For women enrolled in GLOW, fractures after the age of 45 were more prevalent in Europe than in the United States, Canada and Australia. For hip fracture specifically, a prior hip fracture was reported more frequently by women in Europe (2.1%) than by women in the United States (1.7%) or in Canada/Australia (1.4%). These potential differences will be further explored in follow-up years of the study.
We need to understand the cause for the regional differences we observe in fracture prevalence, said Dr Robert Lindsay, Professor of Clinical Medicine at Columbia University and GLOW executive committee co-chair. One aim of GLOW is to learn from those countries that are having the greatest success at preventing fractures and to recommend best practices that will improve the bone health and lives of millions of patients around the world.

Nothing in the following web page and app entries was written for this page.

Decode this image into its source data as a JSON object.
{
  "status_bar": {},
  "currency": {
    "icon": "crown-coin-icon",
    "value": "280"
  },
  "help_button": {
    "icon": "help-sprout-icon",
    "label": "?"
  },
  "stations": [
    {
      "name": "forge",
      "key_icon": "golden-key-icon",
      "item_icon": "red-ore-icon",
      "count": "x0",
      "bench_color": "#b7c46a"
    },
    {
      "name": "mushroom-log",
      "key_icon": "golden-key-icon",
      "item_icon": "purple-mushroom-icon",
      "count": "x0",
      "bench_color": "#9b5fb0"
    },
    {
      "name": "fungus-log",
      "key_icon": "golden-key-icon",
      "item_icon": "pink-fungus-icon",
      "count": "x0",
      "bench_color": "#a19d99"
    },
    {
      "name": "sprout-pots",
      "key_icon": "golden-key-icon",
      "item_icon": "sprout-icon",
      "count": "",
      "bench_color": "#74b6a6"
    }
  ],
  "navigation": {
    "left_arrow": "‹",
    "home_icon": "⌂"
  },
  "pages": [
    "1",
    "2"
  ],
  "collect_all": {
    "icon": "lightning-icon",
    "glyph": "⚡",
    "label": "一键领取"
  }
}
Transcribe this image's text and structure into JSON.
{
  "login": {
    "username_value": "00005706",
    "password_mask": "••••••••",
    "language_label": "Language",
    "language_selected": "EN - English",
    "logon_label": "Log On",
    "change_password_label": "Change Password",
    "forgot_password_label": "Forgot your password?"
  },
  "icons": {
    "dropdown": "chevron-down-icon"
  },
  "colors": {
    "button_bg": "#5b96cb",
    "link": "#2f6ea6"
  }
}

To be eligible for this multi-national study, a woman had to be aged 55 years or older and had to have visited a primary care physician for any health reason in the two years prior to the study. Since patient recruitment for GLOW was not linked to osteoporosis, the study is meant to provide a view to the bone health and quality of care of typical community-dwelling women in multiple geographies.
In Europe, 51% of GLOW participants reported having a bone density test, a valuable tool for diagnosing osteoporosis. This contrasts to other geographies where testing frequency was reported at 79%. Among women considered to be at high risk of fracture, only 20% of European women were taking a bone medication versus 30% of North American/Australian women.
Despite reliable screening methods and multiple therapeutic options being available, osteoporosis remains largely under-diagnosed and under-treated, said Professor Pierre Delmas, Professor of medicine and rheumatology at University of Lyon, France, and GLOW executive committee co-chair. Without some improvements, the burden of fractures on our families and on our healthcare systems will only grow with the aging population.
Osteoporosis-related fractures are an international public health problem responsible for increased mortality, functional impairment and additional health care costs. , Direct costs of osteoporotic fractures in Europe alone are expected to rise from 31.7 billion in 2000 to 76.7 billion by 2050. In women over 45 years of age, osteoporosis accounts for more days spent in a hospital than diabetes, heart attack or breast cancer.
Hip fractures are the most serious of osteoporosis-related fractures, causing chronic pain, reduced mobility, disability, loss of independence and an increased risk of death.i,ii An estimated 179,000 men and 711,000 women in Europe suffer a hip fracture each year.iii
|Contact: Nicki Barwise|